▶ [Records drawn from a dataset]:
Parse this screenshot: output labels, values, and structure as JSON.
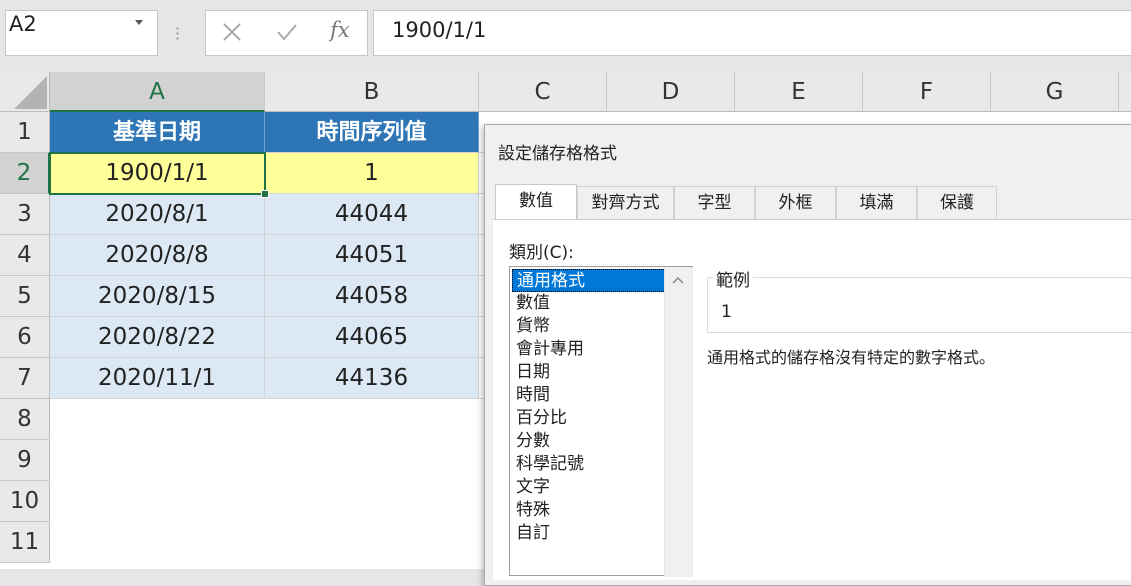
{
  "formula_bar": {
    "name_box": "A2",
    "formula": "1900/1/1",
    "fx_label": "fx"
  },
  "columns": [
    "A",
    "B",
    "C",
    "D",
    "E",
    "F",
    "G"
  ],
  "rows": [
    "1",
    "2",
    "3",
    "4",
    "5",
    "6",
    "7",
    "8",
    "9",
    "10",
    "11"
  ],
  "sheet": {
    "headers": [
      "基準日期",
      "時間序列值"
    ],
    "data": [
      [
        "1900/1/1",
        "1"
      ],
      [
        "2020/8/1",
        "44044"
      ],
      [
        "2020/8/8",
        "44051"
      ],
      [
        "2020/8/15",
        "44058"
      ],
      [
        "2020/8/22",
        "44065"
      ],
      [
        "2020/11/1",
        "44136"
      ]
    ]
  },
  "dialog": {
    "title": "設定儲存格格式",
    "tabs": [
      "數值",
      "對齊方式",
      "字型",
      "外框",
      "填滿",
      "保護"
    ],
    "active_tab": "數值",
    "category_label": "類別(C):",
    "categories": [
      "通用格式",
      "數值",
      "貨幣",
      "會計專用",
      "日期",
      "時間",
      "百分比",
      "分數",
      "科學記號",
      "文字",
      "特殊",
      "自訂"
    ],
    "selected_category": "通用格式",
    "sample_label": "範例",
    "sample_value": "1",
    "description": "通用格式的儲存格沒有特定的數字格式。"
  },
  "colors": {
    "header_fill": "#2e75b6",
    "highlight_fill": "#ffff9a",
    "data_fill": "#dce9f5",
    "selection_accent": "#217346",
    "list_selection": "#0078d7"
  }
}
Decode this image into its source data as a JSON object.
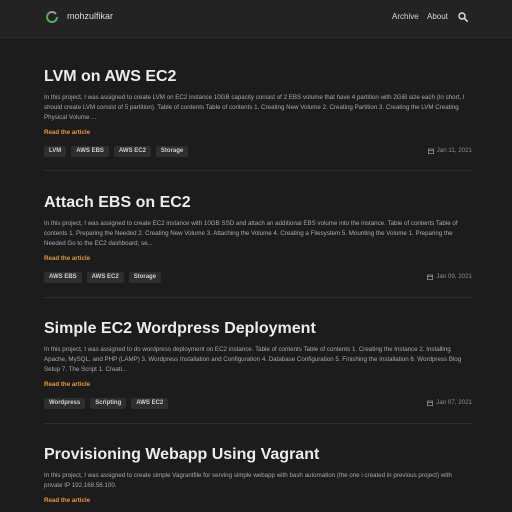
{
  "header": {
    "site_name": "mohzulfikar",
    "nav": [
      "Archive",
      "About"
    ],
    "icons": {
      "logo": "ring-logo-icon",
      "search": "search-icon"
    }
  },
  "posts": [
    {
      "title": "LVM on AWS EC2",
      "summary": "In this project, I was assigned to create LVM on EC2 instance 10GB capacity consist of 2 EBS volume that have 4 partition with 2GiB size each (In short, I should create LVM consist of 5 partition). Table of contents Table of contents 1. Creating New Volume 2. Creating Partition 3. Creating the LVM Creating Physical Volume ...",
      "read_more": "Read the article",
      "tags": [
        "LVM",
        "AWS EBS",
        "AWS EC2",
        "Storage"
      ],
      "date": "Jan 11, 2021"
    },
    {
      "title": "Attach EBS on EC2",
      "summary": "In this project, I was assigned to create EC2 instance with 10GB SSD and attach an additional EBS volume into the instance. Table of contents Table of contents 1. Preparing the Needed 2. Creating New Volume 3. Attaching the Volume 4. Creating a Filesystem 5. Mounting the Volume 1. Preparing the Needed Go to the EC2 dashboard, se...",
      "read_more": "Read the article",
      "tags": [
        "AWS EBS",
        "AWS EC2",
        "Storage"
      ],
      "date": "Jan 09, 2021"
    },
    {
      "title": "Simple EC2 Wordpress Deployment",
      "summary": "In this project, I was assigned to do wordpress deployment on EC2 instance. Table of contents Table of contents 1. Creating the Instance 2. Installing Apache, MySQL, and PHP (LAMP) 3. Wordpress Installation and Configuration 4. Database Configuration 5. Finishing the Installation 6. Wordpress Blog Setup 7. The Script 1. Creati...",
      "read_more": "Read the article",
      "tags": [
        "Wordpress",
        "Scripting",
        "AWS EC2"
      ],
      "date": "Jan 07, 2021"
    },
    {
      "title": "Provisioning Webapp Using Vagrant",
      "summary": "In this project, I was assigned to create simple Vagrantfile for serving simple webapp with bash automation (the one i created in previous project) with private IP 192.168.56.100.",
      "read_more": "Read the article",
      "tags": [],
      "date": ""
    }
  ],
  "colors": {
    "accent": "#e69a2c",
    "background": "#1c1c1c",
    "header": "#232323"
  }
}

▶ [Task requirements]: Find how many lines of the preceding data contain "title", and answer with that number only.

▶ [Response to this task]: 5